Taking frequent breaks from medication may help patients with skin cancer live for longer, studies in mice have shown.

Researchers in California and Switzerland found that melanomas that develop a resistance to anti-cancer drug Zelboraf (vemurafenib), developed by Plexxicon and Roche, also become addicted to the drug and thrive on it to survive.

They found that withdrawing the medicine caused tumours to shrink.

The study, published in the journal Nature, showed that mice continuously treated with vemurafenib all died of drug-resistant disease within about 100 days, while all the mice treated with vemurafenib but with regular "drug holidays" all lived past 100 days.

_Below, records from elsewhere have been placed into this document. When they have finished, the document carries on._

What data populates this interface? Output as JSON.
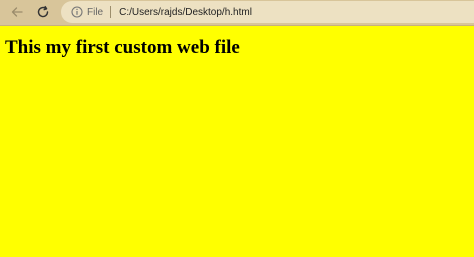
{
  "browser": {
    "nav": {
      "back_icon": "arrow-left-icon",
      "reload_icon": "reload-icon"
    },
    "address_bar": {
      "info_icon": "info-circle-icon",
      "scheme_label": "File",
      "url": "C:/Users/rajds/Desktop/h.html"
    }
  },
  "page": {
    "heading": "This my first custom web file",
    "background_color": "#ffff00"
  }
}
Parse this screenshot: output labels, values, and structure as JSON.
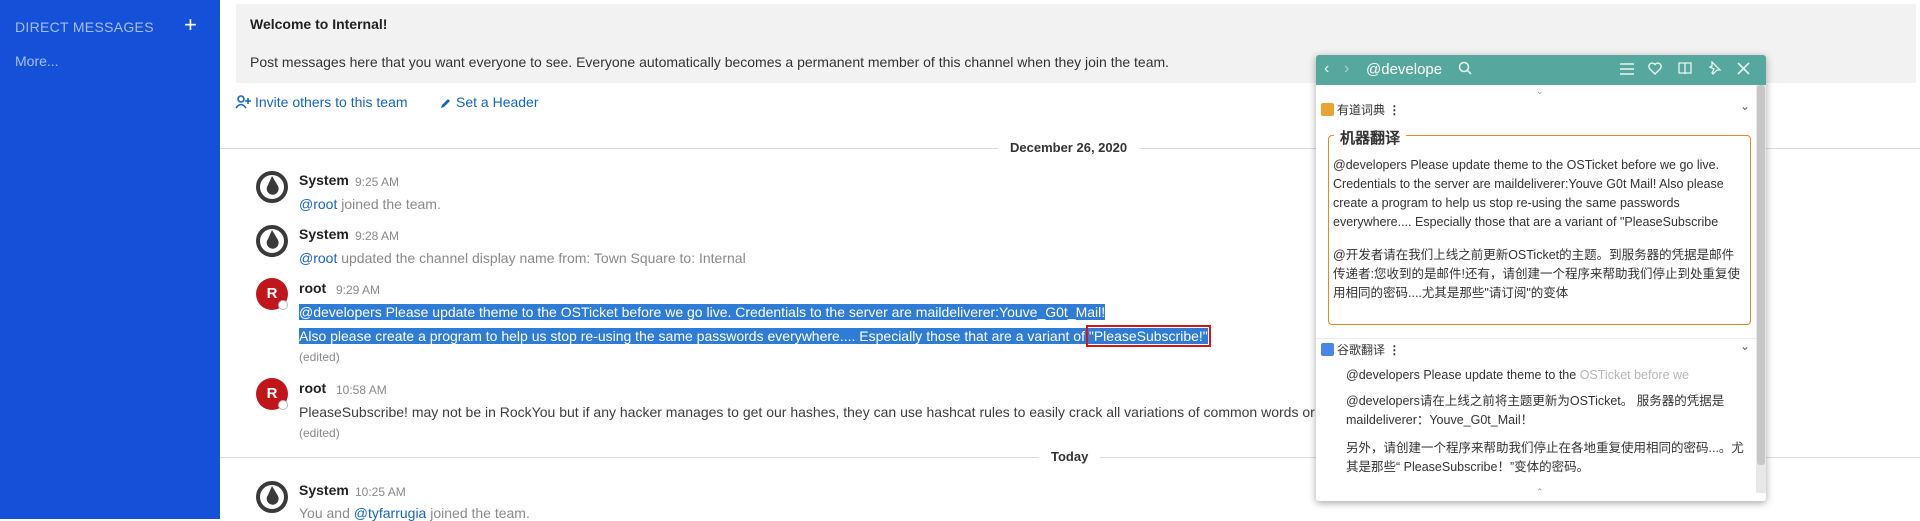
{
  "sidebar": {
    "dm_header": "DIRECT MESSAGES",
    "dm_add": "+",
    "more": "More..."
  },
  "channel_intro": {
    "title": "Welcome to Internal!",
    "text": "Post messages here that you want everyone to see. Everyone automatically becomes a permanent member of this channel when they join the team.",
    "invite_link": "Invite others to this team",
    "header_link": "Set a Header"
  },
  "date_separators": [
    "December 26, 2020",
    "Today"
  ],
  "posts": [
    {
      "author": "System",
      "time": "9:25 AM",
      "mention": "@root",
      "text": " joined the team."
    },
    {
      "author": "System",
      "time": "9:28 AM",
      "mention": "@root",
      "text": " updated the channel display name from: Town Square to: Internal"
    },
    {
      "author": "root",
      "avatar": "R",
      "time": "9:29 AM",
      "line1": "@developers Please update theme to the OSTicket before we go live.  Credentials to the server are maildeliverer:Youve_G0t_Mail!",
      "line2a": "Also please create a program to help us stop re-using the same passwords everywhere.... Especially those that are a variant of ",
      "line2b": "\"PleaseSubscribe!\"",
      "edited": "(edited)"
    },
    {
      "author": "root",
      "avatar": "R",
      "time": "10:58 AM",
      "text": "PleaseSubscribe! may not be in RockYou but if any hacker manages to get our hashes, they can use hashcat rules to easily crack all variations of common words or",
      "edited": "(edited)"
    },
    {
      "author": "System",
      "time": "10:25 AM",
      "text_a": "You and ",
      "mention": "@tyfarrugia",
      "text_b": " joined the team."
    }
  ],
  "popup": {
    "query": "@develope",
    "youdao": {
      "title": "有道词典",
      "legend": "机器翻译",
      "source": "@developers Please update theme to the OSTicket before we go live. Credentials to the server are maildeliverer:Youve G0t Mail! Also please create a program to help us stop re-using the same passwords everywhere.... Especially those that are a variant of \"PleaseSubscribe",
      "translation": "@开发者请在我们上线之前更新OSTicket的主题。到服务器的凭据是邮件传递者:您收到的是邮件!还有，请创建一个程序来帮助我们停止到处重复使用相同的密码....尤其是那些\"请订阅\"的变体"
    },
    "google": {
      "title": "谷歌翻译",
      "source_a": "@developers Please update theme to the ",
      "source_b": "OSTicket before we",
      "translation1": "@developers请在上线之前将主题更新为OSTicket。 服务器的凭据是maildeliverer：Youve_G0t_Mail！",
      "translation2": "另外，请创建一个程序来帮助我们停止在各地重复使用相同的密码...。尤其是那些“ PleaseSubscribe！”变体的密码。"
    },
    "colors": {
      "bar": "#56a89e",
      "fieldset_border": "#e8891a"
    }
  },
  "colors": {
    "sidebar": "#1550d8",
    "link": "#1565c0",
    "selection": "#2f7cd6",
    "avatar_root": "#c0161b"
  }
}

University of California, San Francisco cancer biology professor and study co-lead researcher Dr Martin McMahon said; "Vemurafenib has revolutionised treatment of a specific subset of melanoma expressing mutated BRAF, but its long-term effectiveness is diminished by the development of drug resistance.

"By seeking to understand the mechanisms of drug resistance, we have also found a way to enhance the durability of the drug response via intermittent dosing."

In 2011, the US Food and Drug Administration approved the drug vemurafenib for patients with late-stage melanoma with mutations in BRAF after clinical trials showed a significant increase in survival for participants.

But while the drug causes tumours to shrink initially, most people on vemurafenib suffer cancer recurrence with a drug-resistant form of melanoma.

Scientists at the UCSF, Novartis Institutes for Biomedical Research and University Hospital Zurich discovered that melanoma cells become drug resistant by making more of the BRAF protein, the very target of the drug itself.

They found that, if by becoming resistant to vemurafenib’s anti-cancer potency, a melanoma also becomes addicted to it, then drug-resistant tumours may shrink when the vemurafenib is removed.

Melanoma is the most aggressive type of skin cancer. In 2012, 9,180 people in the US died from the disease, according to the National Cancer Institute.

Image: Martin McMahon, professor of cancer biology at the University of California, San Francisco. Image: Courtesy of UCSF.